══ Entries provided

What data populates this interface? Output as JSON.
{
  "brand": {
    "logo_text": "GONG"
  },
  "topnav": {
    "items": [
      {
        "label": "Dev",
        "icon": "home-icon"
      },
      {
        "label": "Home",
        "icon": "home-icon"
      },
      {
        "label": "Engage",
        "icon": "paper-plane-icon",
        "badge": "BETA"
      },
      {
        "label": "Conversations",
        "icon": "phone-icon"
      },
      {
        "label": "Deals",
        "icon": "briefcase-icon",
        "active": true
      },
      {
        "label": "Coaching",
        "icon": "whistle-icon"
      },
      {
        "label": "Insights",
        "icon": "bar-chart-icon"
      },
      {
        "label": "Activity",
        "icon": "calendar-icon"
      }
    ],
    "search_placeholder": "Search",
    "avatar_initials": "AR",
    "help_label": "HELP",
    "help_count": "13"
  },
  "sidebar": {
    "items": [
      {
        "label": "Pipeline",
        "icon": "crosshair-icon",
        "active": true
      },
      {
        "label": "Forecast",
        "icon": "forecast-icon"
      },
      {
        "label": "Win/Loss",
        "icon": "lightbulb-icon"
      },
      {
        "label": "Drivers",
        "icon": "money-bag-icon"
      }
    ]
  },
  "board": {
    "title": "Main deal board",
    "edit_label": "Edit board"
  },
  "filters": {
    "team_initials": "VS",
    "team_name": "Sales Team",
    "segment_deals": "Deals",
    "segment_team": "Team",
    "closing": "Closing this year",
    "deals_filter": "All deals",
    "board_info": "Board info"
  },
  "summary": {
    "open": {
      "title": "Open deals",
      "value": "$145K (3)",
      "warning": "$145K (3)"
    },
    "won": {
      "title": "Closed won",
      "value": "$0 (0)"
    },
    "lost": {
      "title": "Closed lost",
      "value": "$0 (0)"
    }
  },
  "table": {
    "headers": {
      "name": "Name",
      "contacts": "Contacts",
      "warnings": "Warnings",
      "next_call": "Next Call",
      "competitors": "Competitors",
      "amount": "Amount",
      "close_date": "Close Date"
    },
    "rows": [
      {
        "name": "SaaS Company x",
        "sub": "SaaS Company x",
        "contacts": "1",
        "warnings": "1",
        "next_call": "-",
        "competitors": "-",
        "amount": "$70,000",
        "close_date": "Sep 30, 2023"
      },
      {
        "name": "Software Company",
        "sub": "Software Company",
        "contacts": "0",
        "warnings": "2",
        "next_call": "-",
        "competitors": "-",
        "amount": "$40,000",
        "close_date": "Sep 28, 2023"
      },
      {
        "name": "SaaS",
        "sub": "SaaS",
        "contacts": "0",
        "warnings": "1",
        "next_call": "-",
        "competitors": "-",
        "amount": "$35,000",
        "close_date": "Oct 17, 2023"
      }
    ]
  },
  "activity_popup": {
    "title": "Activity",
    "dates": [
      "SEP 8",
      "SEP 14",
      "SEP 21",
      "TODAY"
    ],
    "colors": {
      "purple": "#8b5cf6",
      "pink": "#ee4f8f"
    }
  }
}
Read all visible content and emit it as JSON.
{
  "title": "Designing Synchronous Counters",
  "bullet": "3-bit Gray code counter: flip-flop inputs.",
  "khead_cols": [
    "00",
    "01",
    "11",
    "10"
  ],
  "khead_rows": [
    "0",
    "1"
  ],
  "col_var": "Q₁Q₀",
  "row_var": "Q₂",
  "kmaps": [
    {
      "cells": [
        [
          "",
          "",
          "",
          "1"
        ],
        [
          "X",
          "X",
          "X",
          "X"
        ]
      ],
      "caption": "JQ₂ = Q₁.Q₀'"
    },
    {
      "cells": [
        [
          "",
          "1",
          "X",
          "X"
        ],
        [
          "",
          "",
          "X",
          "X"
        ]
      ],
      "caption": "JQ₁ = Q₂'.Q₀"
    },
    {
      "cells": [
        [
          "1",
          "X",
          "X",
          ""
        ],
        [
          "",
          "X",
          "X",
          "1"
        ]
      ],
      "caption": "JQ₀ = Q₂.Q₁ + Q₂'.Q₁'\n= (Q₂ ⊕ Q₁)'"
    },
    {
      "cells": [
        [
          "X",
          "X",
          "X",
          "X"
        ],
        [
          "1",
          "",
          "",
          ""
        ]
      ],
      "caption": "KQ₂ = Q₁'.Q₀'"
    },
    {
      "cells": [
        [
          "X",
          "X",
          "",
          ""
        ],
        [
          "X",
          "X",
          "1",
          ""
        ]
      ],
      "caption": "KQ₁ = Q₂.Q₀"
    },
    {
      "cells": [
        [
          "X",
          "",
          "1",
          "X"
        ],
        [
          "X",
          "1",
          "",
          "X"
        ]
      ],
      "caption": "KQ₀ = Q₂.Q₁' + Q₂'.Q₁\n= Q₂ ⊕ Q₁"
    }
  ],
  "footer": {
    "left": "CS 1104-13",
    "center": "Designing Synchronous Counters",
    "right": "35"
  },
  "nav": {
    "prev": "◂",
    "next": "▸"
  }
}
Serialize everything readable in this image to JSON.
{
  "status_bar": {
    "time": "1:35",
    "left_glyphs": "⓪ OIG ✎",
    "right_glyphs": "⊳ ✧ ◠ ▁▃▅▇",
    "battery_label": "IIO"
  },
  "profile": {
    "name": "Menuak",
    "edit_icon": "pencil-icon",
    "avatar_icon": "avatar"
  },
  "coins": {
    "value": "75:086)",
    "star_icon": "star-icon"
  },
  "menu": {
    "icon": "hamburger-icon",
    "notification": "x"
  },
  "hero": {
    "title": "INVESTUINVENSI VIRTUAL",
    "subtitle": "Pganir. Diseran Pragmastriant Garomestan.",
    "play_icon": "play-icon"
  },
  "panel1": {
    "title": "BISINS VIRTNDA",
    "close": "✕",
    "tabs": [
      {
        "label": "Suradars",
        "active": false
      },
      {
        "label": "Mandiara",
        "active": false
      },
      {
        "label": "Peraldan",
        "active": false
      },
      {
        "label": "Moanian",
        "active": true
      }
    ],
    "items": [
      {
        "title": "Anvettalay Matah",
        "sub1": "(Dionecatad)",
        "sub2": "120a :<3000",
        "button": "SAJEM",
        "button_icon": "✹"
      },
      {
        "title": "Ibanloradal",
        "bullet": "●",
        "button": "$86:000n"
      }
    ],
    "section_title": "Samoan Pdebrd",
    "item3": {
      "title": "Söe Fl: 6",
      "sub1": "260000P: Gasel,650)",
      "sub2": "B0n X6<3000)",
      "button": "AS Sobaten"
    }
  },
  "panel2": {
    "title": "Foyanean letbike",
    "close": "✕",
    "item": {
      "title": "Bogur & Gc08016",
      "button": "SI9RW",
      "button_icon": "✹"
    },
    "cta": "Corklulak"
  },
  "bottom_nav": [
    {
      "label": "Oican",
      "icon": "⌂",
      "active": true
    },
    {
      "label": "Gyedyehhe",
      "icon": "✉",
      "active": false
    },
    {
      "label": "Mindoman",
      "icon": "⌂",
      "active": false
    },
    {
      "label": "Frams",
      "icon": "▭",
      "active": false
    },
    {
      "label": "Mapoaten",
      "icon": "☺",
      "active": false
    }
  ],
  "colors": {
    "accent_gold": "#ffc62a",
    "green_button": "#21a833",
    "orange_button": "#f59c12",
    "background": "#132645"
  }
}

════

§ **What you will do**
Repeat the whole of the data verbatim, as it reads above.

§ **Written reply**
What data populates this interface? Output as JSON.
{
  "brand": {
    "logo_text": "GONG"
  },
  "topnav": {
    "items": [
      {
        "label": "Dev",
        "icon": "home-icon"
      },
      {
        "label": "Home",
        "icon": "home-icon"
      },
      {
        "label": "Engage",
        "icon": "paper-plane-icon",
        "badge": "BETA"
      },
      {
        "label": "Conversations",
        "icon": "phone-icon"
      },
      {
        "label": "Deals",
        "icon": "briefcase-icon",
        "active": true
      },
      {
        "label": "Coaching",
        "icon": "whistle-icon"
      },
      {
        "label": "Insights",
        "icon": "bar-chart-icon"
      },
      {
        "label": "Activity",
        "icon": "calendar-icon"
      }
    ],
    "search_placeholder": "Search",
    "avatar_initials": "AR",
    "help_label": "HELP",
    "help_count": "13"
  },
  "sidebar": {
    "items": [
      {
        "label": "Pipeline",
        "icon": "crosshair-icon",
        "active": true
      },
      {
        "label": "Forecast",
        "icon": "forecast-icon"
      },
      {
        "label": "Win/Loss",
        "icon": "lightbulb-icon"
      },
      {
        "label": "Drivers",
        "icon": "money-bag-icon"
      }
    ]
  },
  "board": {
    "title": "Main deal board",
    "edit_label": "Edit board"
  },
  "filters": {
    "team_initials": "VS",
    "team_name": "Sales Team",
    "segment_deals": "Deals",
    "segment_team": "Team",
    "closing": "Closing this year",
    "deals_filter": "All deals",
    "board_info": "Board info"
  },
  "summary": {
    "open": {
      "title": "Open deals",
      "value": "$145K (3)",
      "warning": "$145K (3)"
    },
    "won": {
      "title": "Closed won",
      "value": "$0 (0)"
    },
    "lost": {
      "title": "Closed lost",
      "value": "$0 (0)"
    }
  },
  "table": {
    "headers": {
      "name": "Name",
      "contacts": "Contacts",
      "warnings": "Warnings",
      "next_call": "Next Call",
      "competitors": "Competitors",
      "amount": "Amount",
      "close_date": "Close Date"
    },
    "rows": [
      {
        "name": "SaaS Company x",
        "sub": "SaaS Company x",
        "contacts": "1",
        "warnings": "1",
        "next_call": "-",
        "competitors": "-",
        "amount": "$70,000",
        "close_date": "Sep 30, 2023"
      },
      {
        "name": "Software Company",
        "sub": "Software Company",
        "contacts": "0",
        "warnings": "2",
        "next_call": "-",
        "competitors": "-",
        "amount": "$40,000",
        "close_date": "Sep 28, 2023"
      },
      {
        "name": "SaaS",
        "sub": "SaaS",
        "contacts": "0",
        "warnings": "1",
        "next_call": "-",
        "competitors": "-",
        "amount": "$35,000",
        "close_date": "Oct 17, 2023"
      }
    ]
  },
  "activity_popup": {
    "title": "Activity",
    "dates": [
      "SEP 8",
      "SEP 14",
      "SEP 21",
      "TODAY"
    ],
    "colors": {
      "purple": "#8b5cf6",
      "pink": "#ee4f8f"
    }
  }
}
Read all visible content and emit it as JSON.
{
  "title": "Designing Synchronous Counters",
  "bullet": "3-bit Gray code counter: flip-flop inputs.",
  "khead_cols": [
    "00",
    "01",
    "11",
    "10"
  ],
  "khead_rows": [
    "0",
    "1"
  ],
  "col_var": "Q₁Q₀",
  "row_var": "Q₂",
  "kmaps": [
    {
      "cells": [
        [
          "",
          "",
          "",
          "1"
        ],
        [
          "X",
          "X",
          "X",
          "X"
        ]
      ],
      "caption": "JQ₂ = Q₁.Q₀'"
    },
    {
      "cells": [
        [
          "",
          "1",
          "X",
          "X"
        ],
        [
          "",
          "",
          "X",
          "X"
        ]
      ],
      "caption": "JQ₁ = Q₂'.Q₀"
    },
    {
      "cells": [
        [
          "1",
          "X",
          "X",
          ""
        ],
        [
          "",
          "X",
          "X",
          "1"
        ]
      ],
      "caption": "JQ₀ = Q₂.Q₁ + Q₂'.Q₁'\n= (Q₂ ⊕ Q₁)'"
    },
    {
      "cells": [
        [
          "X",
          "X",
          "X",
          "X"
        ],
        [
          "1",
          "",
          "",
          ""
        ]
      ],
      "caption": "KQ₂ = Q₁'.Q₀'"
    },
    {
      "cells": [
        [
          "X",
          "X",
          "",
          ""
        ],
        [
          "X",
          "X",
          "1",
          ""
        ]
      ],
      "caption": "KQ₁ = Q₂.Q₀"
    },
    {
      "cells": [
        [
          "X",
          "",
          "1",
          "X"
        ],
        [
          "X",
          "1",
          "",
          "X"
        ]
      ],
      "caption": "KQ₀ = Q₂.Q₁' + Q₂'.Q₁\n= Q₂ ⊕ Q₁"
    }
  ],
  "footer": {
    "left": "CS 1104-13",
    "center": "Designing Synchronous Counters",
    "right": "35"
  },
  "nav": {
    "prev": "◂",
    "next": "▸"
  }
}
Serialize everything readable in this image to JSON.
{
  "status_bar": {
    "time": "1:35",
    "left_glyphs": "⓪ OIG ✎",
    "right_glyphs": "⊳ ✧ ◠ ▁▃▅▇",
    "battery_label": "IIO"
  },
  "profile": {
    "name": "Menuak",
    "edit_icon": "pencil-icon",
    "avatar_icon": "avatar"
  },
  "coins": {
    "value": "75:086)",
    "star_icon": "star-icon"
  },
  "menu": {
    "icon": "hamburger-icon",
    "notification": "x"
  },
  "hero": {
    "title": "INVESTUINVENSI VIRTUAL",
    "subtitle": "Pganir. Diseran Pragmastriant Garomestan.",
    "play_icon": "play-icon"
  },
  "panel1": {
    "title": "BISINS VIRTNDA",
    "close": "✕",
    "tabs": [
      {
        "label": "Suradars",
        "active": false
      },
      {
        "label": "Mandiara",
        "active": false
      },
      {
        "label": "Peraldan",
        "active": false
      },
      {
        "label": "Moanian",
        "active": true
      }
    ],
    "items": [
      {
        "title": "Anvettalay Matah",
        "sub1": "(Dionecatad)",
        "sub2": "120a :<3000",
        "button": "SAJEM",
        "button_icon": "✹"
      },
      {
        "title": "Ibanloradal",
        "bullet": "●",
        "button": "$86:000n"
      }
    ],
    "section_title": "Samoan Pdebrd",
    "item3": {
      "title": "Söe Fl: 6",
      "sub1": "260000P: Gasel,650)",
      "sub2": "B0n X6<3000)",
      "button": "AS Sobaten"
    }
  },
  "panel2": {
    "title": "Foyanean letbike",
    "close": "✕",
    "item": {
      "title": "Bogur & Gc08016",
      "button": "SI9RW",
      "button_icon": "✹"
    },
    "cta": "Corklulak"
  },
  "bottom_nav": [
    {
      "label": "Oican",
      "icon": "⌂",
      "active": true
    },
    {
      "label": "Gyedyehhe",
      "icon": "✉",
      "active": false
    },
    {
      "label": "Mindoman",
      "icon": "⌂",
      "active": false
    },
    {
      "label": "Frams",
      "icon": "▭",
      "active": false
    },
    {
      "label": "Mapoaten",
      "icon": "☺",
      "active": false
    }
  ],
  "colors": {
    "accent_gold": "#ffc62a",
    "green_button": "#21a833",
    "orange_button": "#f59c12",
    "background": "#132645"
  }
}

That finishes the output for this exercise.